• [Work instruction] Set down all of the entries word for word, omitting the images they contain.

(Stored records)

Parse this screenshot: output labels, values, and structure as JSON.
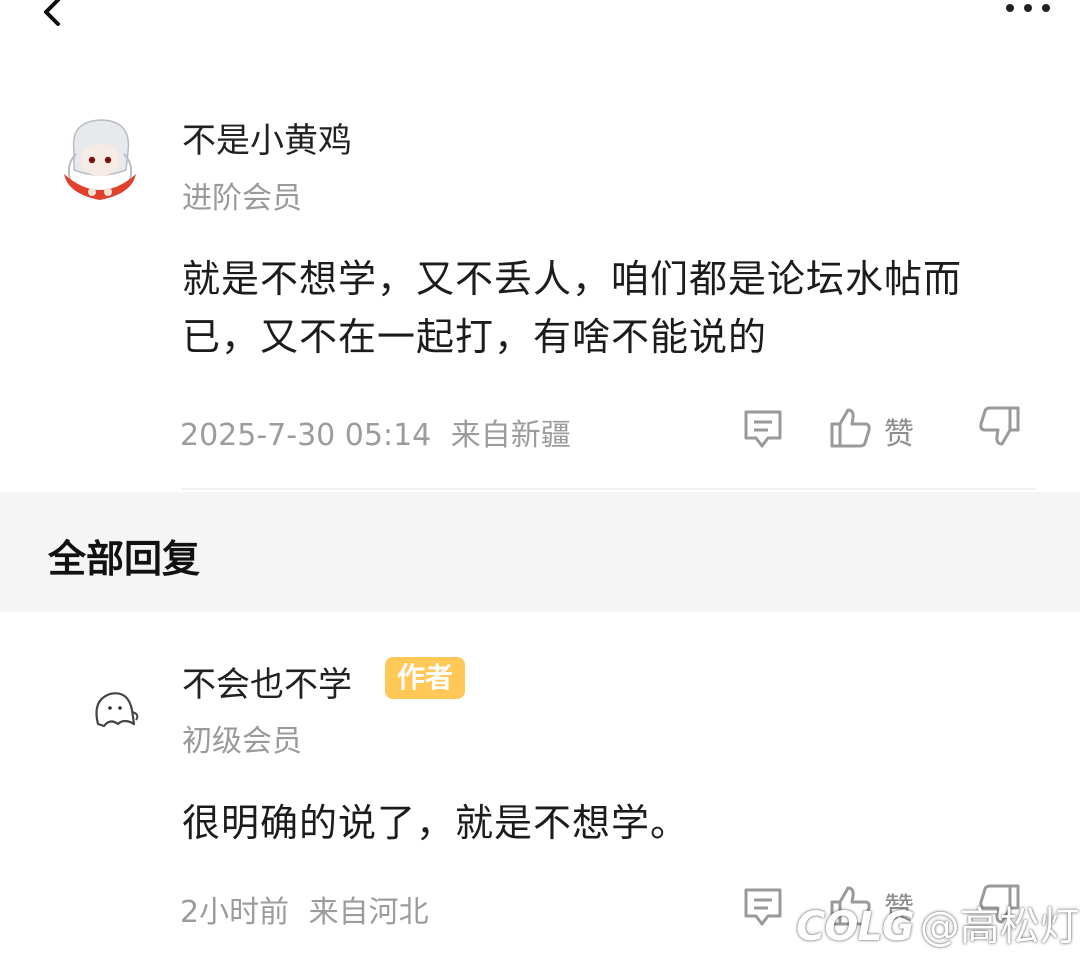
{
  "header": {
    "back_icon": "chevron-left-icon",
    "more_icon": "more-dots-icon"
  },
  "post": {
    "username": "不是小黄鸡",
    "level": "进阶会员",
    "content": "就是不想学，又不丢人，咱们都是论坛水帖而已，又不在一起打，有啥不能说的",
    "timestamp": "2025-7-30 05:14",
    "location": "来自新疆",
    "like_label": "赞"
  },
  "replies_section": {
    "title": "全部回复"
  },
  "reply": {
    "username": "不会也不学",
    "badge": "作者",
    "level": "初级会员",
    "content": "很明确的说了，就是不想学。",
    "timestamp": "2小时前",
    "location": "来自河北",
    "like_label": "赞"
  },
  "watermark": {
    "logo": "COLG",
    "text": "@高松灯"
  },
  "colors": {
    "badge": "#ffc857",
    "section_bg": "#f5f5f5",
    "meta_text": "#9c9c9c"
  }
}
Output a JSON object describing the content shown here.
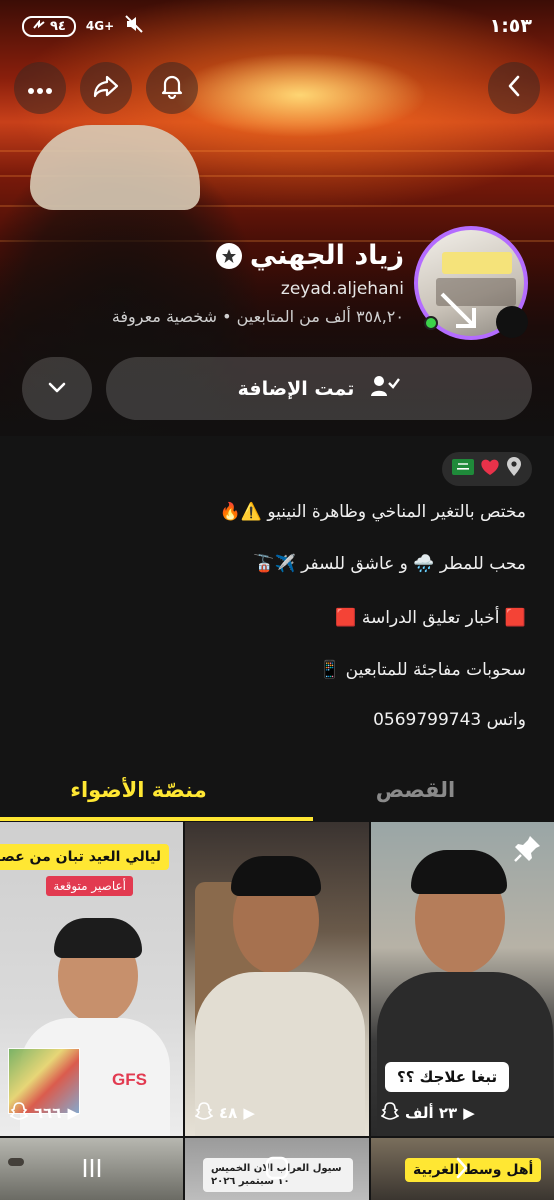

• [Response area]
Parse this screenshot: output labels, values, and structure as JSON.
{
  "header": {
    "back_icon": "chevron-left-icon",
    "more_icon": "more-dots-icon"
  },
  "post": {
    "username": "不是小黄鸡",
    "level": "进阶会员",
    "content": "就是不想学，又不丢人，咱们都是论坛水帖而已，又不在一起打，有啥不能说的",
    "timestamp": "2025-7-30 05:14",
    "location": "来自新疆",
    "like_label": "赞"
  },
  "replies_section": {
    "title": "全部回复"
  },
  "reply": {
    "username": "不会也不学",
    "badge": "作者",
    "level": "初级会员",
    "content": "很明确的说了，就是不想学。",
    "timestamp": "2小时前",
    "location": "来自河北",
    "like_label": "赞"
  },
  "watermark": {
    "logo": "COLG",
    "text": "@高松灯"
  },
  "colors": {
    "badge": "#ffc857",
    "section_bg": "#f5f5f5",
    "meta_text": "#9c9c9c"
  }
}
Output a JSON object describing the content shown here.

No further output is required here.